*ABOUT THIS TASK:* Your copy of the data should match it exactly, except that the pictures are gone.

*DATA FOR PROCESSING:*
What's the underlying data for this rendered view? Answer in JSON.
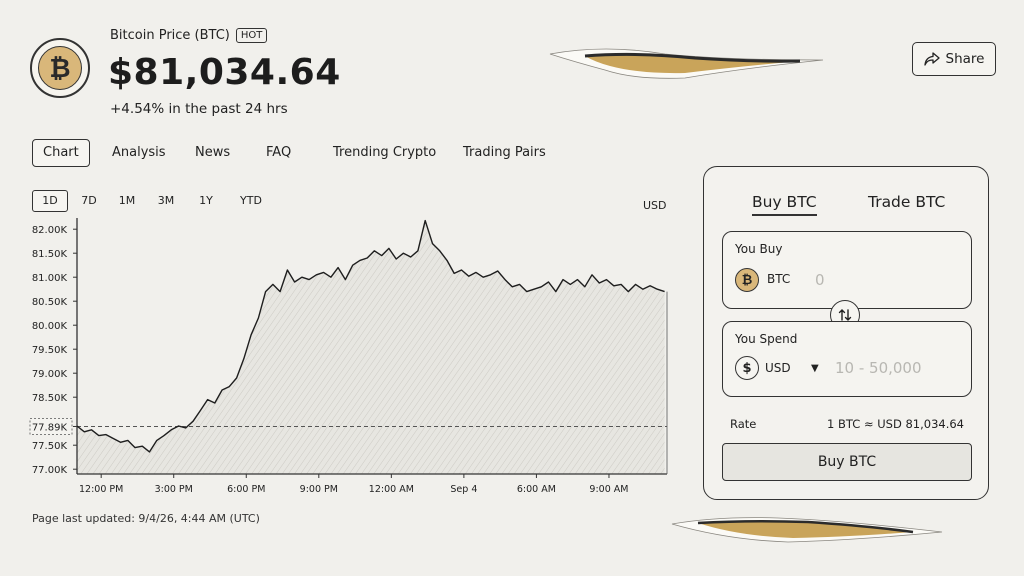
{
  "header": {
    "asset_name": "Bitcoin Price (BTC)",
    "badge": "HOT",
    "price": "$81,034.64",
    "change": "+4.54% in the past 24 hrs",
    "share_label": "Share",
    "logo_icon": "bitcoin-icon",
    "logo_symbol": "₿"
  },
  "tabs": [
    {
      "label": "Chart",
      "active": true
    },
    {
      "label": "Analysis",
      "active": false
    },
    {
      "label": "News",
      "active": false
    },
    {
      "label": "FAQ",
      "active": false
    },
    {
      "label": "Trending Crypto",
      "active": false
    },
    {
      "label": "Trading Pairs",
      "active": false
    }
  ],
  "ranges": [
    {
      "label": "1D",
      "active": true
    },
    {
      "label": "7D",
      "active": false
    },
    {
      "label": "1M",
      "active": false
    },
    {
      "label": "3M",
      "active": false
    },
    {
      "label": "1Y",
      "active": false
    },
    {
      "label": "YTD",
      "active": false
    }
  ],
  "chart_currency": "USD",
  "chart_data": {
    "type": "area",
    "title": "",
    "xlabel": "",
    "ylabel": "",
    "ylim": [
      76900,
      82150
    ],
    "y_ticks": [
      {
        "value": 82000,
        "label": "82.00K"
      },
      {
        "value": 81500,
        "label": "81.50K"
      },
      {
        "value": 81000,
        "label": "81.00K"
      },
      {
        "value": 80500,
        "label": "80.50K"
      },
      {
        "value": 80000,
        "label": "80.00K"
      },
      {
        "value": 79500,
        "label": "79.50K"
      },
      {
        "value": 79000,
        "label": "79.00K"
      },
      {
        "value": 78500,
        "label": "78.50K"
      },
      {
        "value": 77890,
        "label": "77.89K"
      },
      {
        "value": 77500,
        "label": "77.50K"
      },
      {
        "value": 77000,
        "label": "77.00K"
      }
    ],
    "x_ticks": [
      {
        "value": 1,
        "label": "12:00 PM"
      },
      {
        "value": 4,
        "label": "3:00 PM"
      },
      {
        "value": 7,
        "label": "6:00 PM"
      },
      {
        "value": 10,
        "label": "9:00 PM"
      },
      {
        "value": 13,
        "label": "12:00 AM"
      },
      {
        "value": 16,
        "label": "Sep 4"
      },
      {
        "value": 19,
        "label": "6:00 AM"
      },
      {
        "value": 22,
        "label": "9:00 AM"
      }
    ],
    "xlim": [
      0,
      24.4
    ],
    "reference_line": {
      "value": 77890,
      "label": "77.89K",
      "style": "dashed"
    },
    "series": [
      {
        "x": [
          0,
          0.3,
          0.6,
          0.9,
          1.2,
          1.5,
          1.8,
          2.1,
          2.4,
          2.7,
          3.0,
          3.3,
          3.6,
          3.9,
          4.2,
          4.5,
          4.8,
          5.1,
          5.4,
          5.7,
          6.0,
          6.3,
          6.6,
          6.9,
          7.2,
          7.5,
          7.8,
          8.1,
          8.4,
          8.7,
          9.0,
          9.3,
          9.6,
          9.9,
          10.2,
          10.5,
          10.8,
          11.1,
          11.4,
          11.7,
          12.0,
          12.3,
          12.6,
          12.9,
          13.2,
          13.5,
          13.8,
          14.1,
          14.4,
          14.7,
          15.0,
          15.3,
          15.6,
          15.9,
          16.2,
          16.5,
          16.8,
          17.1,
          17.4,
          17.7,
          18.0,
          18.3,
          18.6,
          18.9,
          19.2,
          19.5,
          19.8,
          20.1,
          20.4,
          20.7,
          21.0,
          21.3,
          21.6,
          21.9,
          22.2,
          22.5,
          22.8,
          23.1,
          23.4,
          23.7,
          24.0,
          24.3
        ],
        "values": [
          77900,
          77780,
          77820,
          77700,
          77720,
          77640,
          77560,
          77600,
          77450,
          77480,
          77360,
          77600,
          77700,
          77820,
          77900,
          77860,
          78000,
          78220,
          78450,
          78380,
          78650,
          78720,
          78900,
          79300,
          79800,
          80150,
          80700,
          80850,
          80700,
          81150,
          80900,
          81000,
          80950,
          81050,
          81100,
          81000,
          81200,
          80950,
          81250,
          81350,
          81400,
          81550,
          81450,
          81600,
          81380,
          81500,
          81420,
          81550,
          82180,
          81700,
          81550,
          81350,
          81080,
          81150,
          81020,
          81100,
          81000,
          81050,
          81130,
          80950,
          80800,
          80850,
          80700,
          80750,
          80800,
          80900,
          80700,
          80950,
          80850,
          80950,
          80800,
          81050,
          80880,
          80950,
          80820,
          80850,
          80700,
          80850,
          80750,
          80820,
          80750,
          80700
        ]
      }
    ]
  },
  "updated": "Page last updated: 9/4/26, 4:44 AM (UTC)",
  "trade": {
    "tabs": {
      "active": "Buy BTC",
      "other": "Trade BTC"
    },
    "buy": {
      "label": "You Buy",
      "asset": "BTC",
      "placeholder": "0",
      "icon": "bitcoin-icon",
      "symbol": "₿"
    },
    "spend": {
      "label": "You Spend",
      "currency": "USD",
      "placeholder": "10 - 50,000",
      "icon": "dollar-icon",
      "symbol": "$"
    },
    "swap_icon": "swap-arrows-icon",
    "rate_label": "Rate",
    "rate_value": "1 BTC ≈ USD 81,034.64",
    "buy_button": "Buy BTC"
  },
  "colors": {
    "background": "#f1f0ec",
    "ink": "#222222",
    "bitcoin": "#d9b77a",
    "torn_gold": "#c9a45a"
  }
}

*RESPONSE TO THIS EXERCISE:*
What's the underlying data for this rendered view? Answer in JSON.
{
  "header": {
    "asset_name": "Bitcoin Price (BTC)",
    "badge": "HOT",
    "price": "$81,034.64",
    "change": "+4.54% in the past 24 hrs",
    "share_label": "Share",
    "logo_icon": "bitcoin-icon",
    "logo_symbol": "₿"
  },
  "tabs": [
    {
      "label": "Chart",
      "active": true
    },
    {
      "label": "Analysis",
      "active": false
    },
    {
      "label": "News",
      "active": false
    },
    {
      "label": "FAQ",
      "active": false
    },
    {
      "label": "Trending Crypto",
      "active": false
    },
    {
      "label": "Trading Pairs",
      "active": false
    }
  ],
  "ranges": [
    {
      "label": "1D",
      "active": true
    },
    {
      "label": "7D",
      "active": false
    },
    {
      "label": "1M",
      "active": false
    },
    {
      "label": "3M",
      "active": false
    },
    {
      "label": "1Y",
      "active": false
    },
    {
      "label": "YTD",
      "active": false
    }
  ],
  "chart_currency": "USD",
  "chart_data": {
    "type": "area",
    "title": "",
    "xlabel": "",
    "ylabel": "",
    "ylim": [
      76900,
      82150
    ],
    "y_ticks": [
      {
        "value": 82000,
        "label": "82.00K"
      },
      {
        "value": 81500,
        "label": "81.50K"
      },
      {
        "value": 81000,
        "label": "81.00K"
      },
      {
        "value": 80500,
        "label": "80.50K"
      },
      {
        "value": 80000,
        "label": "80.00K"
      },
      {
        "value": 79500,
        "label": "79.50K"
      },
      {
        "value": 79000,
        "label": "79.00K"
      },
      {
        "value": 78500,
        "label": "78.50K"
      },
      {
        "value": 77890,
        "label": "77.89K"
      },
      {
        "value": 77500,
        "label": "77.50K"
      },
      {
        "value": 77000,
        "label": "77.00K"
      }
    ],
    "x_ticks": [
      {
        "value": 1,
        "label": "12:00 PM"
      },
      {
        "value": 4,
        "label": "3:00 PM"
      },
      {
        "value": 7,
        "label": "6:00 PM"
      },
      {
        "value": 10,
        "label": "9:00 PM"
      },
      {
        "value": 13,
        "label": "12:00 AM"
      },
      {
        "value": 16,
        "label": "Sep 4"
      },
      {
        "value": 19,
        "label": "6:00 AM"
      },
      {
        "value": 22,
        "label": "9:00 AM"
      }
    ],
    "xlim": [
      0,
      24.4
    ],
    "reference_line": {
      "value": 77890,
      "label": "77.89K",
      "style": "dashed"
    },
    "series": [
      {
        "x": [
          0,
          0.3,
          0.6,
          0.9,
          1.2,
          1.5,
          1.8,
          2.1,
          2.4,
          2.7,
          3.0,
          3.3,
          3.6,
          3.9,
          4.2,
          4.5,
          4.8,
          5.1,
          5.4,
          5.7,
          6.0,
          6.3,
          6.6,
          6.9,
          7.2,
          7.5,
          7.8,
          8.1,
          8.4,
          8.7,
          9.0,
          9.3,
          9.6,
          9.9,
          10.2,
          10.5,
          10.8,
          11.1,
          11.4,
          11.7,
          12.0,
          12.3,
          12.6,
          12.9,
          13.2,
          13.5,
          13.8,
          14.1,
          14.4,
          14.7,
          15.0,
          15.3,
          15.6,
          15.9,
          16.2,
          16.5,
          16.8,
          17.1,
          17.4,
          17.7,
          18.0,
          18.3,
          18.6,
          18.9,
          19.2,
          19.5,
          19.8,
          20.1,
          20.4,
          20.7,
          21.0,
          21.3,
          21.6,
          21.9,
          22.2,
          22.5,
          22.8,
          23.1,
          23.4,
          23.7,
          24.0,
          24.3
        ],
        "values": [
          77900,
          77780,
          77820,
          77700,
          77720,
          77640,
          77560,
          77600,
          77450,
          77480,
          77360,
          77600,
          77700,
          77820,
          77900,
          77860,
          78000,
          78220,
          78450,
          78380,
          78650,
          78720,
          78900,
          79300,
          79800,
          80150,
          80700,
          80850,
          80700,
          81150,
          80900,
          81000,
          80950,
          81050,
          81100,
          81000,
          81200,
          80950,
          81250,
          81350,
          81400,
          81550,
          81450,
          81600,
          81380,
          81500,
          81420,
          81550,
          82180,
          81700,
          81550,
          81350,
          81080,
          81150,
          81020,
          81100,
          81000,
          81050,
          81130,
          80950,
          80800,
          80850,
          80700,
          80750,
          80800,
          80900,
          80700,
          80950,
          80850,
          80950,
          80800,
          81050,
          80880,
          80950,
          80820,
          80850,
          80700,
          80850,
          80750,
          80820,
          80750,
          80700
        ]
      }
    ]
  },
  "updated": "Page last updated: 9/4/26, 4:44 AM (UTC)",
  "trade": {
    "tabs": {
      "active": "Buy BTC",
      "other": "Trade BTC"
    },
    "buy": {
      "label": "You Buy",
      "asset": "BTC",
      "placeholder": "0",
      "icon": "bitcoin-icon",
      "symbol": "₿"
    },
    "spend": {
      "label": "You Spend",
      "currency": "USD",
      "placeholder": "10 - 50,000",
      "icon": "dollar-icon",
      "symbol": "$"
    },
    "swap_icon": "swap-arrows-icon",
    "rate_label": "Rate",
    "rate_value": "1 BTC ≈ USD 81,034.64",
    "buy_button": "Buy BTC"
  },
  "colors": {
    "background": "#f1f0ec",
    "ink": "#222222",
    "bitcoin": "#d9b77a",
    "torn_gold": "#c9a45a"
  }
}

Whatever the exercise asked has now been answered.